Copy every line from the records below that holds the word "Erik".
____________________
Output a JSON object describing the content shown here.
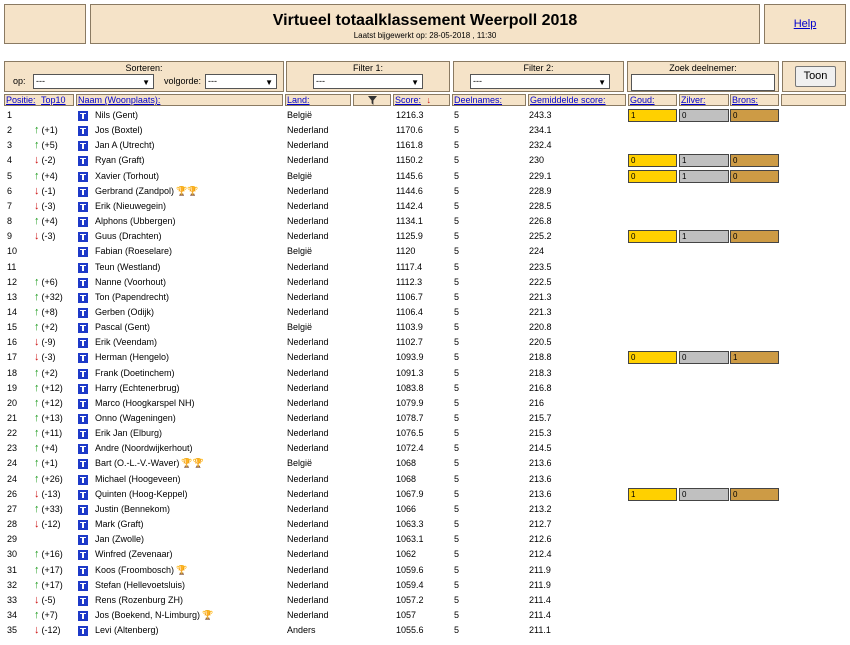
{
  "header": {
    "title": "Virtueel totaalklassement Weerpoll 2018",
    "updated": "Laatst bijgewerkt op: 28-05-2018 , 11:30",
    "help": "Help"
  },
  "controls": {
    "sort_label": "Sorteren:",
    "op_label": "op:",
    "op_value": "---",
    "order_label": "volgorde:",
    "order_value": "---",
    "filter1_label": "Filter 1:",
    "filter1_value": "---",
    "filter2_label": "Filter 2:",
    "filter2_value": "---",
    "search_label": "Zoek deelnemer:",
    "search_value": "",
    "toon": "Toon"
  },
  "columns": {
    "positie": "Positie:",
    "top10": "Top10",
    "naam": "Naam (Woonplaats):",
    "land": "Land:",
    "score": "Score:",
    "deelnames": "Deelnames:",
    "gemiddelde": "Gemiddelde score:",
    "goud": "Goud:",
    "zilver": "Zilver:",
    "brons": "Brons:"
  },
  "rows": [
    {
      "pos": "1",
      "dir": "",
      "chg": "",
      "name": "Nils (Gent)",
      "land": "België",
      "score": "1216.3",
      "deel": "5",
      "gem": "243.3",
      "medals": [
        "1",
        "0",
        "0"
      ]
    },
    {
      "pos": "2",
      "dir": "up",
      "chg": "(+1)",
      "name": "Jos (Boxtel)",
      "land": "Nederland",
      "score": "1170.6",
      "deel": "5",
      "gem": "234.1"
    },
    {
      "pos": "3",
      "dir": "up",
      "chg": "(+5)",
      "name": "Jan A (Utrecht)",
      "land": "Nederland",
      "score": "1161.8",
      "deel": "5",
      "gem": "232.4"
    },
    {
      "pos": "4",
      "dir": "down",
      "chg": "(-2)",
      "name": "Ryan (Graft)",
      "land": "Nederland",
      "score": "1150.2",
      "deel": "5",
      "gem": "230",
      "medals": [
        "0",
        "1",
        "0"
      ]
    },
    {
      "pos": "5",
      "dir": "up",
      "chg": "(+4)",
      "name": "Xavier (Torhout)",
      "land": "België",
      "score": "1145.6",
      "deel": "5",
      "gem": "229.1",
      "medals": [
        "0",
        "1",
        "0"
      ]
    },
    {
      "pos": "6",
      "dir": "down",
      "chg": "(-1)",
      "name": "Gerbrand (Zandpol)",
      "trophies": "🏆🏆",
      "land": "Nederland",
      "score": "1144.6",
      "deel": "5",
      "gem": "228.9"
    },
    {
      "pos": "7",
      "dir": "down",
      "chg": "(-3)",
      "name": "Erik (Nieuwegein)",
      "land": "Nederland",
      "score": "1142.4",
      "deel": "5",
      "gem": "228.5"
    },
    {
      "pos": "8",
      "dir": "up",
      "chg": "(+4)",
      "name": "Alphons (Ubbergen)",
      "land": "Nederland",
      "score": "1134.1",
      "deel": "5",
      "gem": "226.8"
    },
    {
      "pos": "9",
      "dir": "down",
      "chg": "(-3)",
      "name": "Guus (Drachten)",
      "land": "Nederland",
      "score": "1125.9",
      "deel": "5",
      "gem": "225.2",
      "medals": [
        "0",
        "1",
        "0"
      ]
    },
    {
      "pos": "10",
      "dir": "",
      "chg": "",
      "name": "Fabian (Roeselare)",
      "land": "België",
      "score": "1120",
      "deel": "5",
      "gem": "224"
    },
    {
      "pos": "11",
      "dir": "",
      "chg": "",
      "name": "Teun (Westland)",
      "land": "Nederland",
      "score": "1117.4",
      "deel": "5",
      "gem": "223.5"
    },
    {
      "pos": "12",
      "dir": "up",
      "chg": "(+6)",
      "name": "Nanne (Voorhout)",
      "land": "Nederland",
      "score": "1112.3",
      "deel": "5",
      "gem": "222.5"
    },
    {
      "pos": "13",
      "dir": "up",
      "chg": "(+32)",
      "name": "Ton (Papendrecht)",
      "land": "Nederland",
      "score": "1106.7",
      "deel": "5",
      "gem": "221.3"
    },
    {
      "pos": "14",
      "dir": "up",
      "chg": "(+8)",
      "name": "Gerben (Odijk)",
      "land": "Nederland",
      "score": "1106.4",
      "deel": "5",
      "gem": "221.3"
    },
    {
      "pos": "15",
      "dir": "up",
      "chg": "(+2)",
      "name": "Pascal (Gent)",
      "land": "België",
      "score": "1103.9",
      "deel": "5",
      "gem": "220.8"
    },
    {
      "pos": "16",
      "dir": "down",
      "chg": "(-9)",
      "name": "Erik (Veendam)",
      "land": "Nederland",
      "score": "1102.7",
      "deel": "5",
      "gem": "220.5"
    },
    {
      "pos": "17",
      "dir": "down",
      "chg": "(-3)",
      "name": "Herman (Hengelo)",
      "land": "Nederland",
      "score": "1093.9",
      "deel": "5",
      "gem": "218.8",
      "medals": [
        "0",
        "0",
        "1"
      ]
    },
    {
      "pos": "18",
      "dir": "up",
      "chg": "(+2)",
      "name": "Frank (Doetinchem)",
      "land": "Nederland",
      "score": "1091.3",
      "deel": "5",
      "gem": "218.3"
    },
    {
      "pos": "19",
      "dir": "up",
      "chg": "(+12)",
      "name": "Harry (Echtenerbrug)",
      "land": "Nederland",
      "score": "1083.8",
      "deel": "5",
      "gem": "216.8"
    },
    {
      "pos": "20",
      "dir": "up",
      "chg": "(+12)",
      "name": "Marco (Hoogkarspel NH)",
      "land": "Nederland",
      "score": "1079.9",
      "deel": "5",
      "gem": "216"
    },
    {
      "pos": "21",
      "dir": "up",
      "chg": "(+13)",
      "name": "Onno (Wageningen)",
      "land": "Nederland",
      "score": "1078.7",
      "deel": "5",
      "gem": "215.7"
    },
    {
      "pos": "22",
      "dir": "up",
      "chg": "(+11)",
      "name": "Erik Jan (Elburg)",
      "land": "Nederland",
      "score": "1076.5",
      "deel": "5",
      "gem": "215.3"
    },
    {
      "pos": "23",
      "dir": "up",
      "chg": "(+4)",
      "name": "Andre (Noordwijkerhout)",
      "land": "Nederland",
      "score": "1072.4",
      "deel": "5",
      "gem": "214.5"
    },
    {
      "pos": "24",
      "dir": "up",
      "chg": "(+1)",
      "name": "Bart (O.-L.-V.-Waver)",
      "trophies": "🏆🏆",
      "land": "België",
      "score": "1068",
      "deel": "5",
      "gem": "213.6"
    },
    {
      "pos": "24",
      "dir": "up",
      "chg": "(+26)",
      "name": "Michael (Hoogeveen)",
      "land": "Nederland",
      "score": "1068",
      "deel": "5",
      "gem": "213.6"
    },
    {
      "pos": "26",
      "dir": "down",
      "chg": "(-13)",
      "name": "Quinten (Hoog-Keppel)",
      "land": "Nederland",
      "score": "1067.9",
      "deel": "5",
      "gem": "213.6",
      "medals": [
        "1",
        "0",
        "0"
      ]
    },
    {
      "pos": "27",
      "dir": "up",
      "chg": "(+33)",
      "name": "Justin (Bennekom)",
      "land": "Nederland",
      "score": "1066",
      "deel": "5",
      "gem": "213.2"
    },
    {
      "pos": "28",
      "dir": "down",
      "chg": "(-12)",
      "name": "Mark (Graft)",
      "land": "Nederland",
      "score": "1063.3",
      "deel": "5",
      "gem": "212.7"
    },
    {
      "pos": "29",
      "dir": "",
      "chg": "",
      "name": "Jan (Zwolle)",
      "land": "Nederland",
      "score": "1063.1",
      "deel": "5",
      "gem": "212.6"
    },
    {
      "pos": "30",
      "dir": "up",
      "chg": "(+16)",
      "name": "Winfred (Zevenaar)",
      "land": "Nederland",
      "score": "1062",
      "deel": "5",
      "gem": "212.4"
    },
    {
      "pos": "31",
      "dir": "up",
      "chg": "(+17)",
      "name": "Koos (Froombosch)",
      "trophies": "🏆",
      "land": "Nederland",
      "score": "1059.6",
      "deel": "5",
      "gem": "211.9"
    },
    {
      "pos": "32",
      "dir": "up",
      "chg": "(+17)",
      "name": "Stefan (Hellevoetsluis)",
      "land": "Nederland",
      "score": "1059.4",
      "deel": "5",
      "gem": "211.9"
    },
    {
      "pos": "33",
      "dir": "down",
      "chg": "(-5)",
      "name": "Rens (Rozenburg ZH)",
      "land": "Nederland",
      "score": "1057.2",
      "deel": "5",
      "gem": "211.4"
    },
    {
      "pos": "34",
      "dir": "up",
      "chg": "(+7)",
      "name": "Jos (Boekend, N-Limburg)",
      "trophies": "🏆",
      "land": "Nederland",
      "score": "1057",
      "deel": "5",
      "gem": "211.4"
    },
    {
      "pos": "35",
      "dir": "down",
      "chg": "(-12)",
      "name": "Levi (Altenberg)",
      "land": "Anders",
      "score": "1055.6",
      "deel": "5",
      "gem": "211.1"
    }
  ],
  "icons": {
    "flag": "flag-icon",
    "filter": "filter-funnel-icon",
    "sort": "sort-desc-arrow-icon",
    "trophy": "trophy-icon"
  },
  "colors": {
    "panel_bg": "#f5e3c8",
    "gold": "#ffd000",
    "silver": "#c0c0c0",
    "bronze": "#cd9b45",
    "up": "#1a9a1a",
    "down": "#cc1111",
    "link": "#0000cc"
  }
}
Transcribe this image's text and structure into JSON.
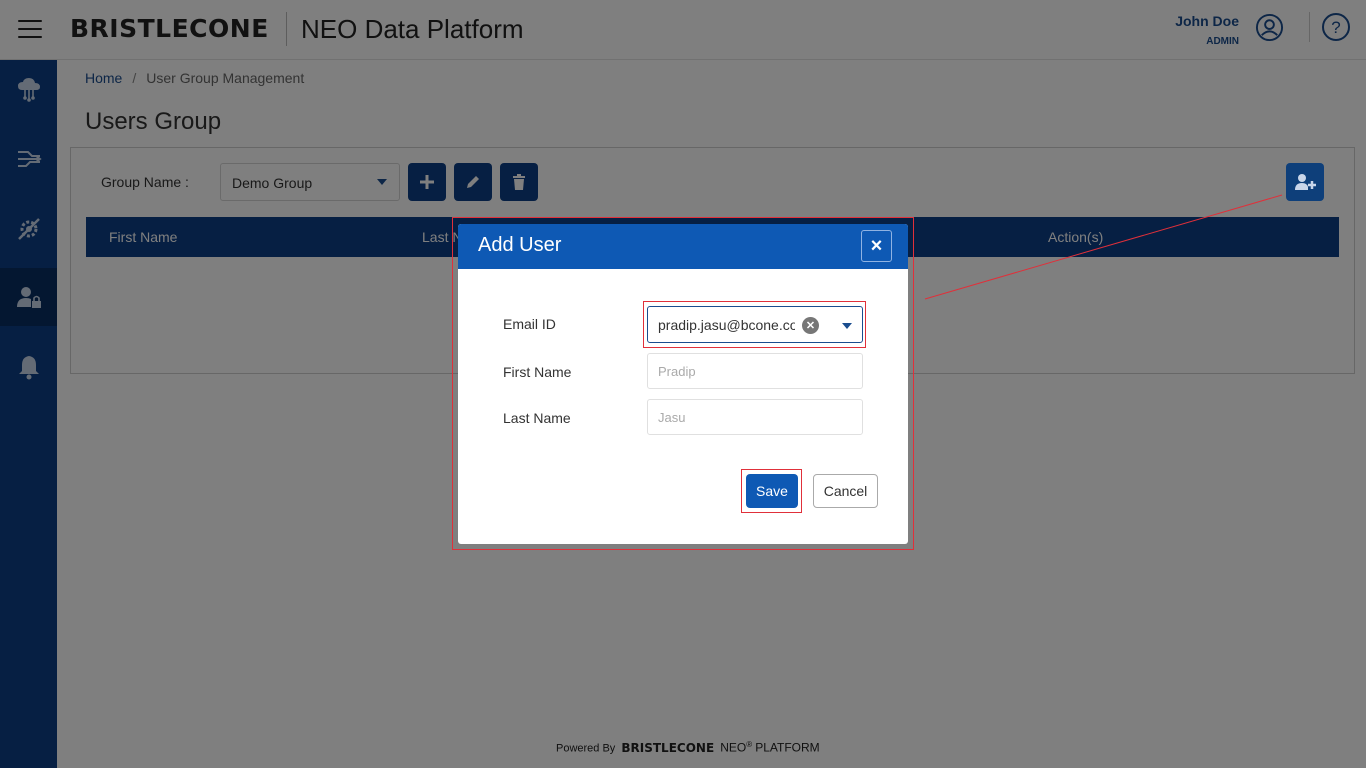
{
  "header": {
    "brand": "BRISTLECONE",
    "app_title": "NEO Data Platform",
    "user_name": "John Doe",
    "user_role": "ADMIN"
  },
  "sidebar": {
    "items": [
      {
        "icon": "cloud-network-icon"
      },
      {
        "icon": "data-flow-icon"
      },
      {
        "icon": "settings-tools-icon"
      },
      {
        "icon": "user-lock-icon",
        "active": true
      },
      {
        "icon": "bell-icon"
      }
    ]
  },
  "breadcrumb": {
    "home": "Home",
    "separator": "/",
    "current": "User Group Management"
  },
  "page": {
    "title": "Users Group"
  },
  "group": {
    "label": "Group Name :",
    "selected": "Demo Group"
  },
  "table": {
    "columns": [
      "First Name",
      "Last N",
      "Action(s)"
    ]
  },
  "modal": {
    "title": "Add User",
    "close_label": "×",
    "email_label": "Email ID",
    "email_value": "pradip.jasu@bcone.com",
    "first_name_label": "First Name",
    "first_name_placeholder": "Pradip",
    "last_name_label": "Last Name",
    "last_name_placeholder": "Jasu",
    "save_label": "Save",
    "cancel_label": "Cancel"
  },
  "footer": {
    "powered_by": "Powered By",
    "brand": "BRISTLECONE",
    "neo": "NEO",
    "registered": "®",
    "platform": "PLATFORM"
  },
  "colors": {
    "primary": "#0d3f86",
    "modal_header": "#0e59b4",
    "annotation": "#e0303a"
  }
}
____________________
• _RESPONSE FOR THIS EXERCISE_
      "name": "Erik (Nieuwegein)",
      "name": "Erik (Veendam)",
      "name": "Erik Jan (Elburg)",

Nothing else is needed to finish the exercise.